US5997705 *Apr 14, 1999Dec 7, 1999Vapor Technologies, Inc.Rectangular filtered arc plasma source
US6179973Jun 30, 1999Jan 30, 2001Novellus Systems, Inc.Apparatus and method for controlling plasma uniformity across a substrate
US6217716 *May 6, 1998Apr 17, 2001Novellus Systems, Inc.Apparatus and method for improving target erosion in hollow cathode magnetron sputter source
US6350356Apr 14, 1999Feb 26, 2002Vapor Technologies, Inc.Linear magnetron arc evaporation or sputtering source
US6444100Jan 30, 2001Sep 3, 2002Seagate Technology LlcHollow cathode sputter source
US6841202Jul 28, 1999Jan 11, 2005Fraunhofer-Gesellschaft Zur ForderungDevice and method for the vacuum plasma processing of objects
US7498587May 1, 2006Mar 3, 2009Vapor Technologies, Inc.Bi-directional filtered arc plasma source
US20070251816 *May 1, 2006Nov 1, 2007Vapor Technologies, Inc.Bi-directional filtered arc plasma source
WO2000008227A1 *Jul 28, 1999Feb 17, 2000Fraunhofer-Gesellschaft zur Förderung der angewandten Forschung e.V.Device and method for the vacuum plasma processing of objects
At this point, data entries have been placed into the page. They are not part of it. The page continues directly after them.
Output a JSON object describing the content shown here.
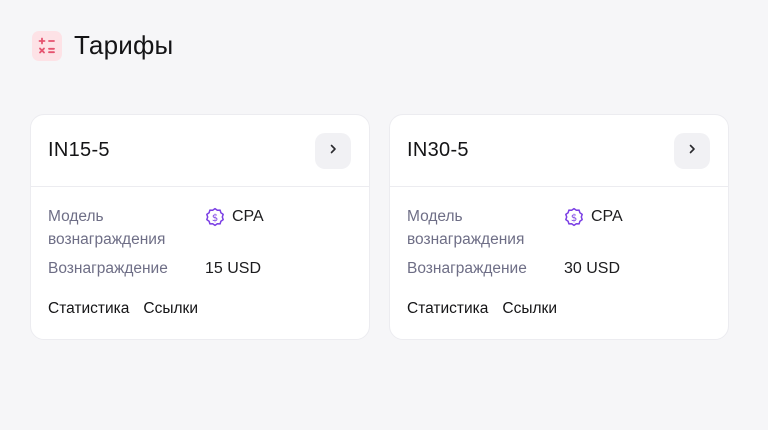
{
  "page": {
    "title": "Тарифы",
    "icon": "calculator-icon",
    "icon_color": "#e5536f"
  },
  "cards": [
    {
      "name": "IN15-5",
      "model_label": "Модель вознаграждения",
      "model_value": "CPA",
      "model_icon": "dollar-badge-icon",
      "reward_label": "Вознаграждение",
      "reward_value": "15 USD",
      "stats_link": "Статистика",
      "links_link": "Ссылки"
    },
    {
      "name": "IN30-5",
      "model_label": "Модель вознаграждения",
      "model_value": "CPA",
      "model_icon": "dollar-badge-icon",
      "reward_label": "Вознаграждение",
      "reward_value": "30 USD",
      "stats_link": "Статистика",
      "links_link": "Ссылки"
    }
  ],
  "colors": {
    "accent_purple": "#7b3fe4",
    "label_gray": "#6e6e86"
  }
}
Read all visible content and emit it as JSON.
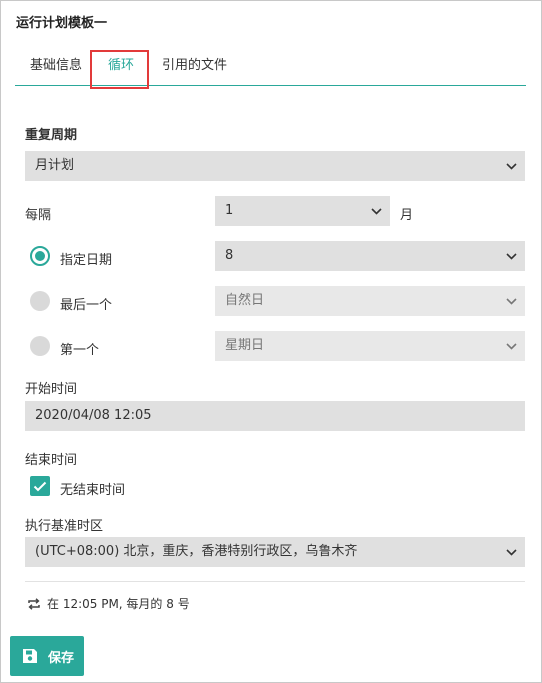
{
  "window": {
    "title": "运行计划模板一"
  },
  "tabs": [
    {
      "label": "基础信息"
    },
    {
      "label": "循环"
    },
    {
      "label": "引用的文件"
    }
  ],
  "form": {
    "repeat_period_label": "重复周期",
    "repeat_period_value": "月计划",
    "every_label": "每隔",
    "every_value": "1",
    "every_unit": "月",
    "specified_date_label": "指定日期",
    "specified_date_value": "8",
    "last_one_label": "最后一个",
    "last_one_value": "自然日",
    "first_one_label": "第一个",
    "first_one_value": "星期日",
    "start_time_label": "开始时间",
    "start_time_value": "2020/04/08 12:05",
    "end_time_label": "结束时间",
    "no_end_time_label": "无结束时间",
    "no_end_time_checked": true,
    "timezone_label": "执行基准时区",
    "timezone_value": "(UTC+08:00) 北京，重庆，香港特别行政区，乌鲁木齐"
  },
  "summary": {
    "text": "在 12:05 PM, 每月的 8 号",
    "icon": "repeat-icon"
  },
  "actions": {
    "save_label": "保存",
    "save_icon": "floppy-disk-icon"
  },
  "colors": {
    "accent": "#2aa89a",
    "highlight": "#e23a3a"
  }
}
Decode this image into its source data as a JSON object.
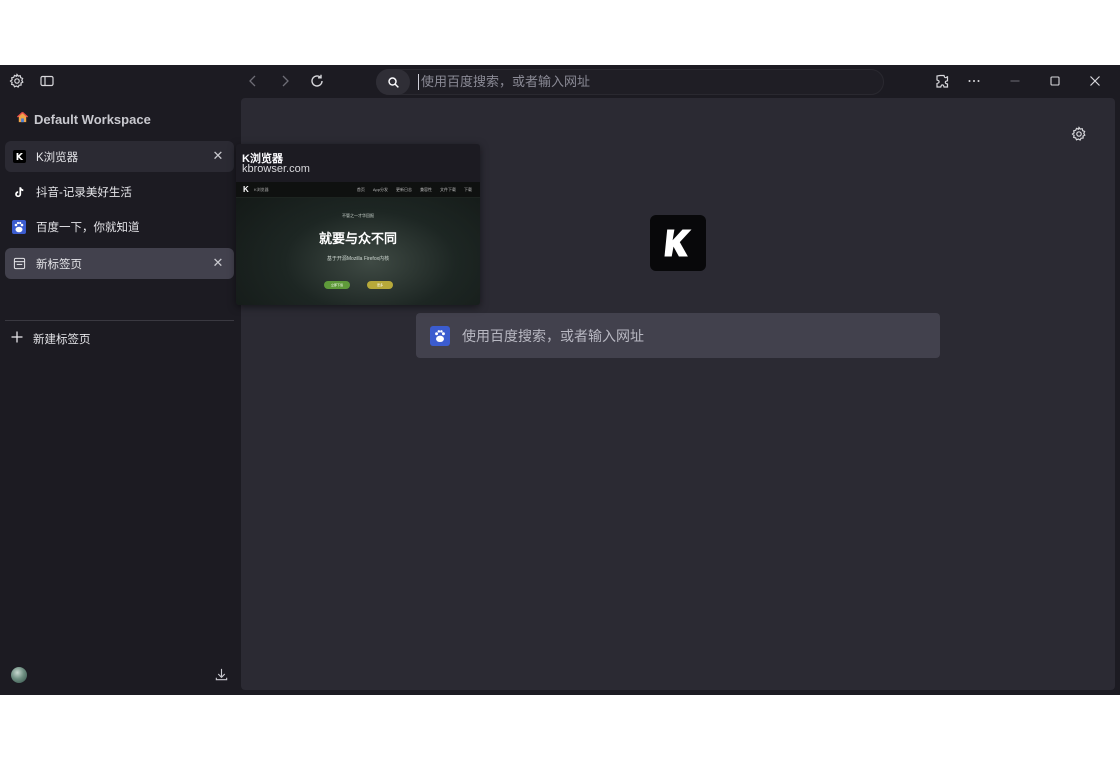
{
  "toolbar": {
    "url_placeholder": "使用百度搜索，或者输入网址"
  },
  "sidebar": {
    "workspace": "Default Workspace",
    "tabs": [
      {
        "label": "K浏览器",
        "icon": "k-browser-icon",
        "state": "active"
      },
      {
        "label": "抖音-记录美好生活",
        "icon": "tiktok-icon",
        "state": "normal"
      },
      {
        "label": "百度一下，你就知道",
        "icon": "baidu-icon",
        "state": "normal"
      },
      {
        "label": "新标签页",
        "icon": "new-tab-icon",
        "state": "selected"
      }
    ],
    "new_tab_label": "新建标签页"
  },
  "preview": {
    "title": "K浏览器",
    "url": "kbrowser.com",
    "site_brand": "K浏览器",
    "site_links": [
      "首页",
      "App分发",
      "更新日志",
      "兼容性",
      "文件下载",
      "下载"
    ],
    "tagline": "不管之一才华回报",
    "headline": "就要与众不同",
    "subline": "基于开源Mozilla Firefox内核",
    "btn1": "立即下载",
    "btn2": "更多"
  },
  "main": {
    "search_placeholder": "使用百度搜索，或者输入网址"
  },
  "colors": {
    "window_bg": "#1c1b22",
    "content_bg": "#2b2a33",
    "search_bg": "#42414d",
    "baidu_blue": "#3b5ccf"
  }
}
U.S. Classification204/298.21, 204/298.18, 204/192.12, 204/298.09, 204/298.16
International ClassificationC23C14/34, H01J37/34
Cooperative ClassificationH01J37/342, H01J37/3405, C23C14/3407
European ClassificationH01J37/34O2D, H01J37/34M2, C23C14/34B
Legal Events
Aug 3, 1994ASAssignment
Effective date: 19940610
Aug 19, 1997REMIMaintenance fee reminder mailed
Jan 11, 1998LAPSLapse for failure to pay maintenance fees
Mar 24, 1998FPExpired due to failure to pay maintenance fee
Effective date: 19980114